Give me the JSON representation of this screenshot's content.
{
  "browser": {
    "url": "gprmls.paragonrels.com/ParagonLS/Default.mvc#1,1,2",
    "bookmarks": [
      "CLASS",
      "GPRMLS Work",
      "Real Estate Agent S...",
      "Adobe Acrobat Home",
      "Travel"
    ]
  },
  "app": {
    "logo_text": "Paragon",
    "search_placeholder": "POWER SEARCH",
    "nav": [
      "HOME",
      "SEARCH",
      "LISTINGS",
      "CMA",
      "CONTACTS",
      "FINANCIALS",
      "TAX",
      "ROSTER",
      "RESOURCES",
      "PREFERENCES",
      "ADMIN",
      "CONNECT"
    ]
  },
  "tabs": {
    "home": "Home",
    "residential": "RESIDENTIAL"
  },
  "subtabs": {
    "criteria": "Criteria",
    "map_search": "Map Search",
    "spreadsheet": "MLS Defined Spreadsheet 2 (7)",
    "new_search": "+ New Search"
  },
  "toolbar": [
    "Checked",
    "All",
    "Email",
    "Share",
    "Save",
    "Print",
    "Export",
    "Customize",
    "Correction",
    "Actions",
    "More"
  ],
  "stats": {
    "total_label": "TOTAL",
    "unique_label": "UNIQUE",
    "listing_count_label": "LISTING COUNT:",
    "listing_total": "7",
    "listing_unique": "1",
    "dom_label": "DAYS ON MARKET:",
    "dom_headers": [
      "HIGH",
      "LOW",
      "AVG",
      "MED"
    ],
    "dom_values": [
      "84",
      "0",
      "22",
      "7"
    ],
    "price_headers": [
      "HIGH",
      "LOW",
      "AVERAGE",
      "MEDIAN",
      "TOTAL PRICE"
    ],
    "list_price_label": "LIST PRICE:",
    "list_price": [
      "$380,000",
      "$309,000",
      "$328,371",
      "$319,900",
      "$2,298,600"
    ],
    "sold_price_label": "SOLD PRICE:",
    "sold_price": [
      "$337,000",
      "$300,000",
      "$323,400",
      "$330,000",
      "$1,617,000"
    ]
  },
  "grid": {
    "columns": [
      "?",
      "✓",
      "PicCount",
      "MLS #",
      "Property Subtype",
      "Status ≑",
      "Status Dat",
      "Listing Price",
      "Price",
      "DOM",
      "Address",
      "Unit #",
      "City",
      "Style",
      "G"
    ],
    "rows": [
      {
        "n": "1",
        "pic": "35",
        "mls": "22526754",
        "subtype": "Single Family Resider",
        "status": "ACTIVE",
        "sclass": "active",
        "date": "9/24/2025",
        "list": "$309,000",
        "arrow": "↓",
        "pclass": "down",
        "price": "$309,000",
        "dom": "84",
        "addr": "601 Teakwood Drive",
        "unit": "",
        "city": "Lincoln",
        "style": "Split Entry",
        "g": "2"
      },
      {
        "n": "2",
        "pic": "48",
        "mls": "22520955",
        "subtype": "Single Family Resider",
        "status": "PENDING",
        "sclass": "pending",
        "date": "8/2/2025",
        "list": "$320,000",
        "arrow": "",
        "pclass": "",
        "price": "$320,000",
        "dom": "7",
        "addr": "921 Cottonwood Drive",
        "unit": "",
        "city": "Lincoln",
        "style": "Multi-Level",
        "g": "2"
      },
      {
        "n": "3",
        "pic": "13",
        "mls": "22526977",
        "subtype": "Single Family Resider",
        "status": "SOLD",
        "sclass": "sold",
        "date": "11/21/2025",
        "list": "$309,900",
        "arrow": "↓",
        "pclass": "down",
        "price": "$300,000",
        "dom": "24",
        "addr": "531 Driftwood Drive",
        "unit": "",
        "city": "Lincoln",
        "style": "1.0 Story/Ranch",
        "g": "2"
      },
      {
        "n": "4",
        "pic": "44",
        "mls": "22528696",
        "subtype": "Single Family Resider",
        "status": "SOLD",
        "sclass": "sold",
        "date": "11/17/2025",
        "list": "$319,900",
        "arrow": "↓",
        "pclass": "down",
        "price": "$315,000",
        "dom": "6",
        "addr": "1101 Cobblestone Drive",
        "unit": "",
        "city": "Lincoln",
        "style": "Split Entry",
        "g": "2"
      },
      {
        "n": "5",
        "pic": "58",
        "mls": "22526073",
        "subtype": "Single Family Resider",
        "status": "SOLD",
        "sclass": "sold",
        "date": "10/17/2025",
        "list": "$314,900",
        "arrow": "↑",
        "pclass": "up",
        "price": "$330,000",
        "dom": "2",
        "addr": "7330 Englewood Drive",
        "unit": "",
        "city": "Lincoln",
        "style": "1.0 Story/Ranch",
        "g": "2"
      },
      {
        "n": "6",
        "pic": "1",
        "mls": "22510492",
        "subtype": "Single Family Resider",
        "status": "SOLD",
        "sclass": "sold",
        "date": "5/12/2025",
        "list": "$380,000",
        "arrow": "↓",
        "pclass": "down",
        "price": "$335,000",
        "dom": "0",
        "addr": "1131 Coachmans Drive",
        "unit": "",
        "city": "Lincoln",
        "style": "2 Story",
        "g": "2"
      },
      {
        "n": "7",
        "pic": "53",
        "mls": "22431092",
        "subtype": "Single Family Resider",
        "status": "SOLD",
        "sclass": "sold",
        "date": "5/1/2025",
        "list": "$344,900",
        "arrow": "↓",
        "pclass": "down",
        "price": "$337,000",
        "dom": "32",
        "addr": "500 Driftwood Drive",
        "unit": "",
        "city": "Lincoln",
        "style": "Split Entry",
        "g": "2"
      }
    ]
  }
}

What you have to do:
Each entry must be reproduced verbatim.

Answer to this problem:
Give me the JSON representation of this screenshot's content.
{
  "browser": {
    "url": "gprmls.paragonrels.com/ParagonLS/Default.mvc#1,1,2",
    "bookmarks": [
      "CLASS",
      "GPRMLS Work",
      "Real Estate Agent S...",
      "Adobe Acrobat Home",
      "Travel"
    ]
  },
  "app": {
    "logo_text": "Paragon",
    "search_placeholder": "POWER SEARCH",
    "nav": [
      "HOME",
      "SEARCH",
      "LISTINGS",
      "CMA",
      "CONTACTS",
      "FINANCIALS",
      "TAX",
      "ROSTER",
      "RESOURCES",
      "PREFERENCES",
      "ADMIN",
      "CONNECT"
    ]
  },
  "tabs": {
    "home": "Home",
    "residential": "RESIDENTIAL"
  },
  "subtabs": {
    "criteria": "Criteria",
    "map_search": "Map Search",
    "spreadsheet": "MLS Defined Spreadsheet 2 (7)",
    "new_search": "+ New Search"
  },
  "toolbar": [
    "Checked",
    "All",
    "Email",
    "Share",
    "Save",
    "Print",
    "Export",
    "Customize",
    "Correction",
    "Actions",
    "More"
  ],
  "stats": {
    "total_label": "TOTAL",
    "unique_label": "UNIQUE",
    "listing_count_label": "LISTING COUNT:",
    "listing_total": "7",
    "listing_unique": "1",
    "dom_label": "DAYS ON MARKET:",
    "dom_headers": [
      "HIGH",
      "LOW",
      "AVG",
      "MED"
    ],
    "dom_values": [
      "84",
      "0",
      "22",
      "7"
    ],
    "price_headers": [
      "HIGH",
      "LOW",
      "AVERAGE",
      "MEDIAN",
      "TOTAL PRICE"
    ],
    "list_price_label": "LIST PRICE:",
    "list_price": [
      "$380,000",
      "$309,000",
      "$328,371",
      "$319,900",
      "$2,298,600"
    ],
    "sold_price_label": "SOLD PRICE:",
    "sold_price": [
      "$337,000",
      "$300,000",
      "$323,400",
      "$330,000",
      "$1,617,000"
    ]
  },
  "grid": {
    "columns": [
      "?",
      "✓",
      "PicCount",
      "MLS #",
      "Property Subtype",
      "Status ≑",
      "Status Dat",
      "Listing Price",
      "Price",
      "DOM",
      "Address",
      "Unit #",
      "City",
      "Style",
      "G"
    ],
    "rows": [
      {
        "n": "1",
        "pic": "35",
        "mls": "22526754",
        "subtype": "Single Family Resider",
        "status": "ACTIVE",
        "sclass": "active",
        "date": "9/24/2025",
        "list": "$309,000",
        "arrow": "↓",
        "pclass": "down",
        "price": "$309,000",
        "dom": "84",
        "addr": "601 Teakwood Drive",
        "unit": "",
        "city": "Lincoln",
        "style": "Split Entry",
        "g": "2"
      },
      {
        "n": "2",
        "pic": "48",
        "mls": "22520955",
        "subtype": "Single Family Resider",
        "status": "PENDING",
        "sclass": "pending",
        "date": "8/2/2025",
        "list": "$320,000",
        "arrow": "",
        "pclass": "",
        "price": "$320,000",
        "dom": "7",
        "addr": "921 Cottonwood Drive",
        "unit": "",
        "city": "Lincoln",
        "style": "Multi-Level",
        "g": "2"
      },
      {
        "n": "3",
        "pic": "13",
        "mls": "22526977",
        "subtype": "Single Family Resider",
        "status": "SOLD",
        "sclass": "sold",
        "date": "11/21/2025",
        "list": "$309,900",
        "arrow": "↓",
        "pclass": "down",
        "price": "$300,000",
        "dom": "24",
        "addr": "531 Driftwood Drive",
        "unit": "",
        "city": "Lincoln",
        "style": "1.0 Story/Ranch",
        "g": "2"
      },
      {
        "n": "4",
        "pic": "44",
        "mls": "22528696",
        "subtype": "Single Family Resider",
        "status": "SOLD",
        "sclass": "sold",
        "date": "11/17/2025",
        "list": "$319,900",
        "arrow": "↓",
        "pclass": "down",
        "price": "$315,000",
        "dom": "6",
        "addr": "1101 Cobblestone Drive",
        "unit": "",
        "city": "Lincoln",
        "style": "Split Entry",
        "g": "2"
      },
      {
        "n": "5",
        "pic": "58",
        "mls": "22526073",
        "subtype": "Single Family Resider",
        "status": "SOLD",
        "sclass": "sold",
        "date": "10/17/2025",
        "list": "$314,900",
        "arrow": "↑",
        "pclass": "up",
        "price": "$330,000",
        "dom": "2",
        "addr": "7330 Englewood Drive",
        "unit": "",
        "city": "Lincoln",
        "style": "1.0 Story/Ranch",
        "g": "2"
      },
      {
        "n": "6",
        "pic": "1",
        "mls": "22510492",
        "subtype": "Single Family Resider",
        "status": "SOLD",
        "sclass": "sold",
        "date": "5/12/2025",
        "list": "$380,000",
        "arrow": "↓",
        "pclass": "down",
        "price": "$335,000",
        "dom": "0",
        "addr": "1131 Coachmans Drive",
        "unit": "",
        "city": "Lincoln",
        "style": "2 Story",
        "g": "2"
      },
      {
        "n": "7",
        "pic": "53",
        "mls": "22431092",
        "subtype": "Single Family Resider",
        "status": "SOLD",
        "sclass": "sold",
        "date": "5/1/2025",
        "list": "$344,900",
        "arrow": "↓",
        "pclass": "down",
        "price": "$337,000",
        "dom": "32",
        "addr": "500 Driftwood Drive",
        "unit": "",
        "city": "Lincoln",
        "style": "Split Entry",
        "g": "2"
      }
    ]
  }
}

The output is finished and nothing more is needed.